**What to produce:**
In the copy, include no pictures, but reproduce every record exactly.

(Entries from a dataset of interfaces)
+-------+

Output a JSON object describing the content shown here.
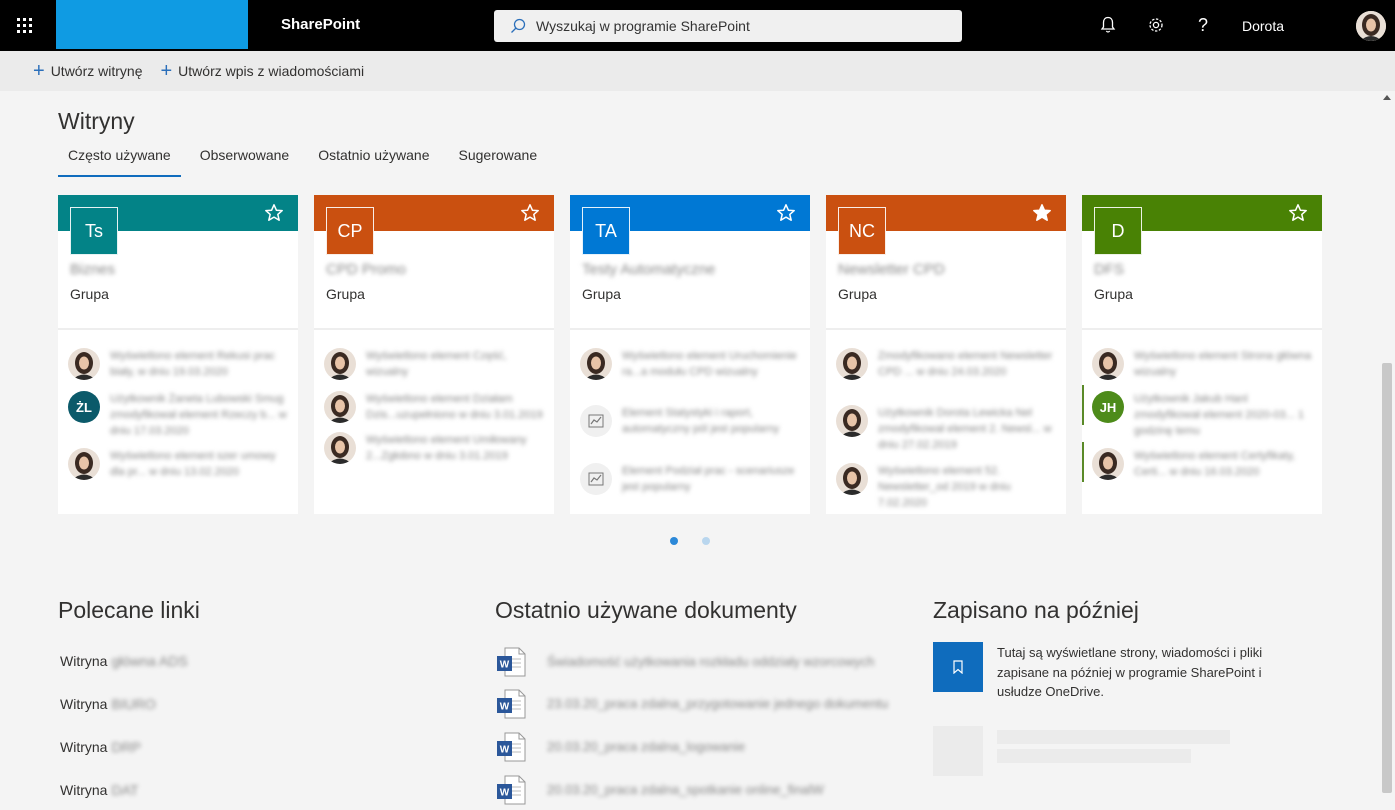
{
  "topbar": {
    "app_name": "SharePoint",
    "search_placeholder": "Wyszukaj w programie SharePoint",
    "user_name": "Dorota"
  },
  "commands": [
    {
      "label": "Utwórz witrynę"
    },
    {
      "label": "Utwórz wpis z wiadomościami"
    }
  ],
  "sites": {
    "title": "Witryny",
    "tabs": [
      "Często używane",
      "Obserwowane",
      "Ostatnio używane",
      "Sugerowane"
    ],
    "active_tab": 0,
    "cards": [
      {
        "initials": "Ts",
        "name": "Biznes",
        "type": "Grupa",
        "color": "#038387",
        "starred": false,
        "activities": [
          {
            "icon": "avatar",
            "text": "Wyświetlono element Rekusi prac biały, w dniu 19.03.2020"
          },
          {
            "icon": "initials",
            "initials": "ŻL",
            "text": "Użytkownik Żaneta Lubowski Smug zmodyfikował element Rzeczy b... w dniu 17.03.2020"
          },
          {
            "icon": "avatar",
            "text": "Wyświetlono element szer umowy dla pr... w dniu 13.02.2020"
          }
        ]
      },
      {
        "initials": "CP",
        "name": "CPD Promo",
        "type": "Grupa",
        "color": "#ca5010",
        "starred": false,
        "activities": [
          {
            "icon": "avatar",
            "text": "Wyświetlono element Część, wizualny"
          },
          {
            "icon": "avatar",
            "text": "Wyświetlono element Działam Dzis...uzupełniono w dniu 3.01.2019"
          },
          {
            "icon": "avatar",
            "text": "Wyświetlono element Umiłowany 2...Zgłobno w dniu 3.01.2019"
          }
        ]
      },
      {
        "initials": "TA",
        "name": "Testy Automatyczne",
        "type": "Grupa",
        "color": "#0078d4",
        "starred": false,
        "activities": [
          {
            "icon": "avatar",
            "text": "Wyświetlono element Uruchomienie ra...a modułu CPD wizualny"
          },
          {
            "icon": "chart",
            "text": "Element Statystyki i raport, automatyczny pól jest popularny"
          },
          {
            "icon": "chart",
            "text": "Element Podział prac - scenariusze jest popularny"
          }
        ]
      },
      {
        "initials": "NC",
        "name": "Newsletter CPD",
        "type": "Grupa",
        "color": "#ca5010",
        "starred": true,
        "activities": [
          {
            "icon": "avatar",
            "text": "Zmodyfikowano element Newsletter CPD ... w dniu 24.03.2020"
          },
          {
            "icon": "avatar",
            "text": "Użytkownik Dorota Lewicka Nel zmodyfikował element 2. Newsl... w dniu 27.02.2019"
          },
          {
            "icon": "avatar",
            "text": "Wyświetlono element 52. Newsletter_od 2019 w dniu 7.02.2020"
          }
        ]
      },
      {
        "initials": "D",
        "name": "DFS",
        "type": "Grupa",
        "color": "#498205",
        "starred": false,
        "activities": [
          {
            "icon": "avatar",
            "text": "Wyświetlono element Strona główna wizualny"
          },
          {
            "icon": "initials",
            "initials": "JH",
            "text": "Użytkownik Jakub Hanl zmodyfikował element 2020-03... 1 godzinę temu",
            "bar": true
          },
          {
            "icon": "avatar",
            "text": "Wyświetlono element Certyfikaty, Certi... w dniu 16.03.2020",
            "bar": true
          }
        ]
      }
    ]
  },
  "links": {
    "title": "Polecane linki",
    "items": [
      {
        "prefix": "Witryna",
        "name": "główna ADS"
      },
      {
        "prefix": "Witryna",
        "name": "BIURO"
      },
      {
        "prefix": "Witryna",
        "name": "DRP"
      },
      {
        "prefix": "Witryna",
        "name": "DAT"
      }
    ]
  },
  "docs": {
    "title": "Ostatnio używane dokumenty",
    "items": [
      {
        "name": "Świadomość użytkowania rozkładu oddziały wzorcowych"
      },
      {
        "name": "23.03.20_praca zdalna_przygotowanie jednego dokumentu"
      },
      {
        "name": "20.03.20_praca zdalna_logowanie"
      },
      {
        "name": "20.03.20_praca zdalna_spotkanie online_finalW"
      }
    ]
  },
  "saved": {
    "title": "Zapisano na później",
    "text": "Tutaj są wyświetlane strony, wiadomości i pliki zapisane na później w programie SharePoint i usłudze OneDrive."
  }
}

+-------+

**Answer space:**
Output a JSON object describing the content shown here.
{
  "topbar": {
    "app_name": "SharePoint",
    "search_placeholder": "Wyszukaj w programie SharePoint",
    "user_name": "Dorota"
  },
  "commands": [
    {
      "label": "Utwórz witrynę"
    },
    {
      "label": "Utwórz wpis z wiadomościami"
    }
  ],
  "sites": {
    "title": "Witryny",
    "tabs": [
      "Często używane",
      "Obserwowane",
      "Ostatnio używane",
      "Sugerowane"
    ],
    "active_tab": 0,
    "cards": [
      {
        "initials": "Ts",
        "name": "Biznes",
        "type": "Grupa",
        "color": "#038387",
        "starred": false,
        "activities": [
          {
            "icon": "avatar",
            "text": "Wyświetlono element Rekusi prac biały, w dniu 19.03.2020"
          },
          {
            "icon": "initials",
            "initials": "ŻL",
            "text": "Użytkownik Żaneta Lubowski Smug zmodyfikował element Rzeczy b... w dniu 17.03.2020"
          },
          {
            "icon": "avatar",
            "text": "Wyświetlono element szer umowy dla pr... w dniu 13.02.2020"
          }
        ]
      },
      {
        "initials": "CP",
        "name": "CPD Promo",
        "type": "Grupa",
        "color": "#ca5010",
        "starred": false,
        "activities": [
          {
            "icon": "avatar",
            "text": "Wyświetlono element Część, wizualny"
          },
          {
            "icon": "avatar",
            "text": "Wyświetlono element Działam Dzis...uzupełniono w dniu 3.01.2019"
          },
          {
            "icon": "avatar",
            "text": "Wyświetlono element Umiłowany 2...Zgłobno w dniu 3.01.2019"
          }
        ]
      },
      {
        "initials": "TA",
        "name": "Testy Automatyczne",
        "type": "Grupa",
        "color": "#0078d4",
        "starred": false,
        "activities": [
          {
            "icon": "avatar",
            "text": "Wyświetlono element Uruchomienie ra...a modułu CPD wizualny"
          },
          {
            "icon": "chart",
            "text": "Element Statystyki i raport, automatyczny pól jest popularny"
          },
          {
            "icon": "chart",
            "text": "Element Podział prac - scenariusze jest popularny"
          }
        ]
      },
      {
        "initials": "NC",
        "name": "Newsletter CPD",
        "type": "Grupa",
        "color": "#ca5010",
        "starred": true,
        "activities": [
          {
            "icon": "avatar",
            "text": "Zmodyfikowano element Newsletter CPD ... w dniu 24.03.2020"
          },
          {
            "icon": "avatar",
            "text": "Użytkownik Dorota Lewicka Nel zmodyfikował element 2. Newsl... w dniu 27.02.2019"
          },
          {
            "icon": "avatar",
            "text": "Wyświetlono element 52. Newsletter_od 2019 w dniu 7.02.2020"
          }
        ]
      },
      {
        "initials": "D",
        "name": "DFS",
        "type": "Grupa",
        "color": "#498205",
        "starred": false,
        "activities": [
          {
            "icon": "avatar",
            "text": "Wyświetlono element Strona główna wizualny"
          },
          {
            "icon": "initials",
            "initials": "JH",
            "text": "Użytkownik Jakub Hanl zmodyfikował element 2020-03... 1 godzinę temu",
            "bar": true
          },
          {
            "icon": "avatar",
            "text": "Wyświetlono element Certyfikaty, Certi... w dniu 16.03.2020",
            "bar": true
          }
        ]
      }
    ]
  },
  "links": {
    "title": "Polecane linki",
    "items": [
      {
        "prefix": "Witryna",
        "name": "główna ADS"
      },
      {
        "prefix": "Witryna",
        "name": "BIURO"
      },
      {
        "prefix": "Witryna",
        "name": "DRP"
      },
      {
        "prefix": "Witryna",
        "name": "DAT"
      }
    ]
  },
  "docs": {
    "title": "Ostatnio używane dokumenty",
    "items": [
      {
        "name": "Świadomość użytkowania rozkładu oddziały wzorcowych"
      },
      {
        "name": "23.03.20_praca zdalna_przygotowanie jednego dokumentu"
      },
      {
        "name": "20.03.20_praca zdalna_logowanie"
      },
      {
        "name": "20.03.20_praca zdalna_spotkanie online_finalW"
      }
    ]
  },
  "saved": {
    "title": "Zapisano na później",
    "text": "Tutaj są wyświetlane strony, wiadomości i pliki zapisane na później w programie SharePoint i usłudze OneDrive."
  }
}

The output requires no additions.